### Work instruction
Send back the records exactly as written, with no images.
____________________
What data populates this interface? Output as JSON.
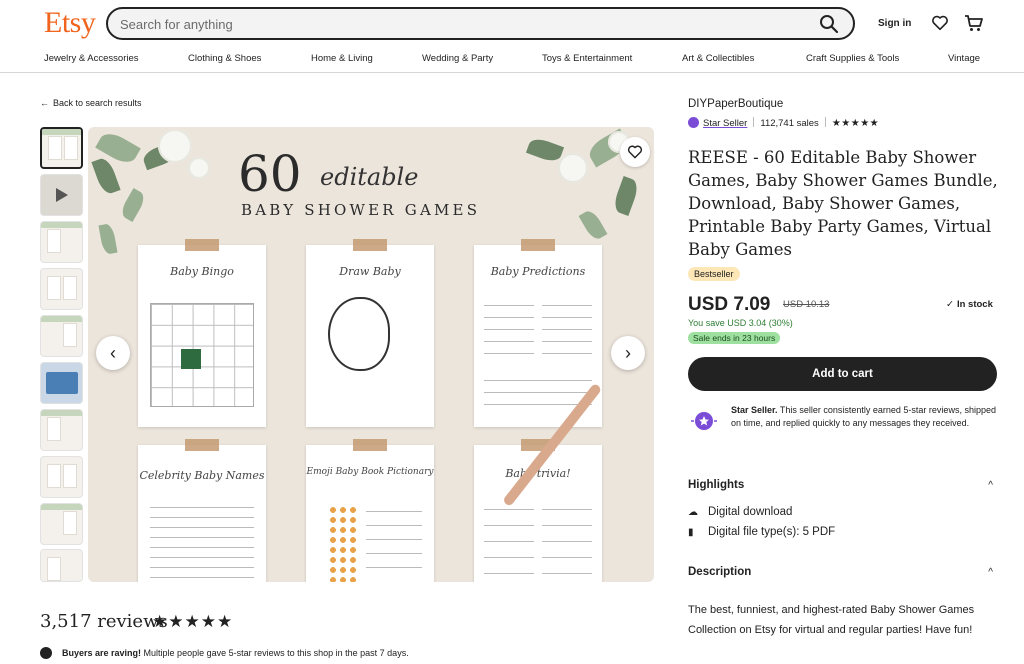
{
  "header": {
    "logo": "Etsy",
    "search_placeholder": "Search for anything",
    "signin": "Sign in",
    "search_icon": "search-icon",
    "heart_icon": "heart-icon",
    "cart_icon": "cart-icon"
  },
  "categories": [
    "Jewelry & Accessories",
    "Clothing & Shoes",
    "Home & Living",
    "Wedding & Party",
    "Toys & Entertainment",
    "Art & Collectibles",
    "Craft Supplies & Tools",
    "Vintage"
  ],
  "back_link": "Back to search results",
  "image": {
    "number": "60",
    "script_word": "editable",
    "subtitle": "BABY SHOWER GAMES",
    "cards": [
      "Baby Bingo",
      "Draw Baby",
      "Baby Predictions",
      "Celebrity Baby Names",
      "Emoji Baby Book Pictionary",
      "Baby trivia!"
    ]
  },
  "reviews": {
    "count_label": "3,517 reviews",
    "stars": "★★★★★",
    "raving_bold": "Buyers are raving!",
    "raving_text": " Multiple people gave 5-star reviews to this shop in the past 7 days."
  },
  "listing": {
    "shop_name": "DIYPaperBoutique",
    "star_seller_label": "Star Seller",
    "sales": "112,741 sales",
    "stars": "★★★★★",
    "title": "REESE - 60 Editable Baby Shower Games, Baby Shower Games Bundle, Download, Baby Shower Games, Printable Baby Party Games, Virtual Baby Games",
    "badge": "Bestseller",
    "price": "USD 7.09",
    "old_price": "USD 10.13",
    "stock": "In stock",
    "savings": "You save USD 3.04 (30%)",
    "sale_ends": "Sale ends in 23 hours",
    "add_to_cart": "Add to cart",
    "star_seller_bold": "Star Seller.",
    "star_seller_text": " This seller consistently earned 5-star reviews, shipped on time, and replied quickly to any messages they received."
  },
  "highlights": {
    "heading": "Highlights",
    "items": [
      "Digital download",
      "Digital file type(s): 5 PDF"
    ]
  },
  "description": {
    "heading": "Description",
    "text": "The best, funniest, and highest-rated Baby Shower Games Collection on Etsy for virtual and regular parties! Have fun!"
  },
  "colors": {
    "brand": "#f1641e",
    "star_seller": "#7b4dd6",
    "savings": "#2e7d32",
    "sale_badge": "#9ee0a0",
    "bestseller_badge": "#fde7b6"
  }
}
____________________
### Your solution
What data populates this interface? Output as JSON.
{
  "header": {
    "logo": "Etsy",
    "search_placeholder": "Search for anything",
    "signin": "Sign in",
    "search_icon": "search-icon",
    "heart_icon": "heart-icon",
    "cart_icon": "cart-icon"
  },
  "categories": [
    "Jewelry & Accessories",
    "Clothing & Shoes",
    "Home & Living",
    "Wedding & Party",
    "Toys & Entertainment",
    "Art & Collectibles",
    "Craft Supplies & Tools",
    "Vintage"
  ],
  "back_link": "Back to search results",
  "image": {
    "number": "60",
    "script_word": "editable",
    "subtitle": "BABY SHOWER GAMES",
    "cards": [
      "Baby Bingo",
      "Draw Baby",
      "Baby Predictions",
      "Celebrity Baby Names",
      "Emoji Baby Book Pictionary",
      "Baby trivia!"
    ]
  },
  "reviews": {
    "count_label": "3,517 reviews",
    "stars": "★★★★★",
    "raving_bold": "Buyers are raving!",
    "raving_text": " Multiple people gave 5-star reviews to this shop in the past 7 days."
  },
  "listing": {
    "shop_name": "DIYPaperBoutique",
    "star_seller_label": "Star Seller",
    "sales": "112,741 sales",
    "stars": "★★★★★",
    "title": "REESE - 60 Editable Baby Shower Games, Baby Shower Games Bundle, Download, Baby Shower Games, Printable Baby Party Games, Virtual Baby Games",
    "badge": "Bestseller",
    "price": "USD 7.09",
    "old_price": "USD 10.13",
    "stock": "In stock",
    "savings": "You save USD 3.04 (30%)",
    "sale_ends": "Sale ends in 23 hours",
    "add_to_cart": "Add to cart",
    "star_seller_bold": "Star Seller.",
    "star_seller_text": " This seller consistently earned 5-star reviews, shipped on time, and replied quickly to any messages they received."
  },
  "highlights": {
    "heading": "Highlights",
    "items": [
      "Digital download",
      "Digital file type(s): 5 PDF"
    ]
  },
  "description": {
    "heading": "Description",
    "text": "The best, funniest, and highest-rated Baby Shower Games Collection on Etsy for virtual and regular parties! Have fun!"
  },
  "colors": {
    "brand": "#f1641e",
    "star_seller": "#7b4dd6",
    "savings": "#2e7d32",
    "sale_badge": "#9ee0a0",
    "bestseller_badge": "#fde7b6"
  }
}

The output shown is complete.